■ **Data supplied**
--------

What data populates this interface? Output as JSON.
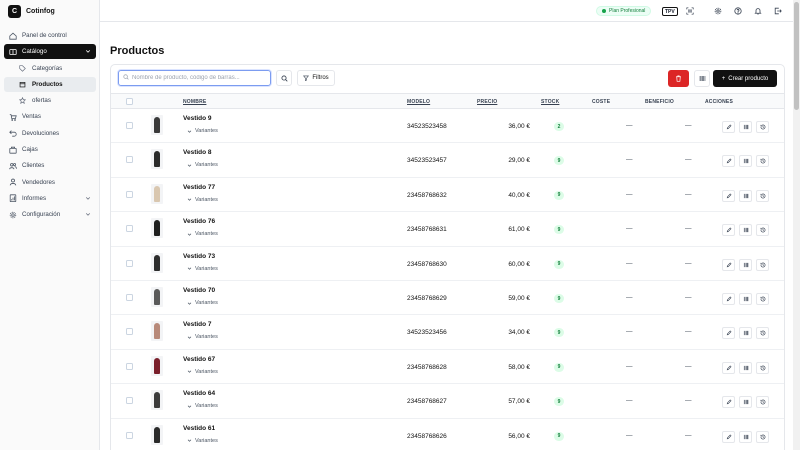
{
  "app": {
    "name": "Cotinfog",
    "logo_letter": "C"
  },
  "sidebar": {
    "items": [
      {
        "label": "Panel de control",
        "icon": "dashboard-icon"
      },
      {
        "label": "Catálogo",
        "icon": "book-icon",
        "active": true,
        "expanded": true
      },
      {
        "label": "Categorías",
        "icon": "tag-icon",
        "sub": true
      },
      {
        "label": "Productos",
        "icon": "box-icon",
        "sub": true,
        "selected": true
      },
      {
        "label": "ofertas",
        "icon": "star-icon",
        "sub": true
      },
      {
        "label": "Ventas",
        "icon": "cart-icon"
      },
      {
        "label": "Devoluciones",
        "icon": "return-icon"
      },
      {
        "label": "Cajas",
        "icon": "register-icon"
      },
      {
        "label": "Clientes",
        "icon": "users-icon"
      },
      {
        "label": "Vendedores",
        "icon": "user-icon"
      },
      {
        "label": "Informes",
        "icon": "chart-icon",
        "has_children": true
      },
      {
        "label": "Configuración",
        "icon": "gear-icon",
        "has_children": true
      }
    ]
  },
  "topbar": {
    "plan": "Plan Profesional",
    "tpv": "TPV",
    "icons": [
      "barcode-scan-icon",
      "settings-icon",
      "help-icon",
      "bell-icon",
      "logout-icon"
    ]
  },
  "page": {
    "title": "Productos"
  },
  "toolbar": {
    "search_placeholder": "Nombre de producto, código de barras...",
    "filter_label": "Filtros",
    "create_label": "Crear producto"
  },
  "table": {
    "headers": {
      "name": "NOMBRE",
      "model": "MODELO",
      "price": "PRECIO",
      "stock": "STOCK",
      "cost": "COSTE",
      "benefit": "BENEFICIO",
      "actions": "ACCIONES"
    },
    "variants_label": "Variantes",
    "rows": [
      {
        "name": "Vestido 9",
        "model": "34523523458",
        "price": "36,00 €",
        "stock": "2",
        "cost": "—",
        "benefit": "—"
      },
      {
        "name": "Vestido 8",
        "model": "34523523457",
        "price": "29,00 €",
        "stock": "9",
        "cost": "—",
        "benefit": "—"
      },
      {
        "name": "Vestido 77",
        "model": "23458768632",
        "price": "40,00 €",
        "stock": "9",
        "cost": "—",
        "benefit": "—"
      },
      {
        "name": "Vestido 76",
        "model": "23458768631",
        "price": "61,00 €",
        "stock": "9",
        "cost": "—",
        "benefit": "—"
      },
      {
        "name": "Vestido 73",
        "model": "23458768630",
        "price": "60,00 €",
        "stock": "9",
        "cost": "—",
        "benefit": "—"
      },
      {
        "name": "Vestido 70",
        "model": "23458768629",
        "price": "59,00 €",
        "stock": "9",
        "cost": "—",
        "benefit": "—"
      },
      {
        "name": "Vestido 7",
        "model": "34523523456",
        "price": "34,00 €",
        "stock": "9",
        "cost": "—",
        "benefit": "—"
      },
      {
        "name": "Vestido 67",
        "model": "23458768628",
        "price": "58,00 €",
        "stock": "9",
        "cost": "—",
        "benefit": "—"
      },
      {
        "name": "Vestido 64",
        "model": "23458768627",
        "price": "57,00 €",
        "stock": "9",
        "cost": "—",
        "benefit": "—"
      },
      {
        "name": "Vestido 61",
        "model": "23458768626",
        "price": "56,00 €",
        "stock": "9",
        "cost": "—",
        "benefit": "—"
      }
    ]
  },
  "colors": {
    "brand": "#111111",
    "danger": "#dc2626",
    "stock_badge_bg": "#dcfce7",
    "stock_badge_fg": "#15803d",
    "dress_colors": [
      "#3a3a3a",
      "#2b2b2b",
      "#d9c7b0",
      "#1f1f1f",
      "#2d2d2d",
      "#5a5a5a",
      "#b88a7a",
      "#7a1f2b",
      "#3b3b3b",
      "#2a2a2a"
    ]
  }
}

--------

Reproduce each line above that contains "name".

    "name": "Cotinfog",
      "name": "NOMBRE",
        "name": "Vestido 9",
        "name": "Vestido 8",
        "name": "Vestido 77",
        "name": "Vestido 76",
        "name": "Vestido 73",
        "name": "Vestido 70",
        "name": "Vestido 7",
        "name": "Vestido 67",
        "name": "Vestido 64",
        "name": "Vestido 61",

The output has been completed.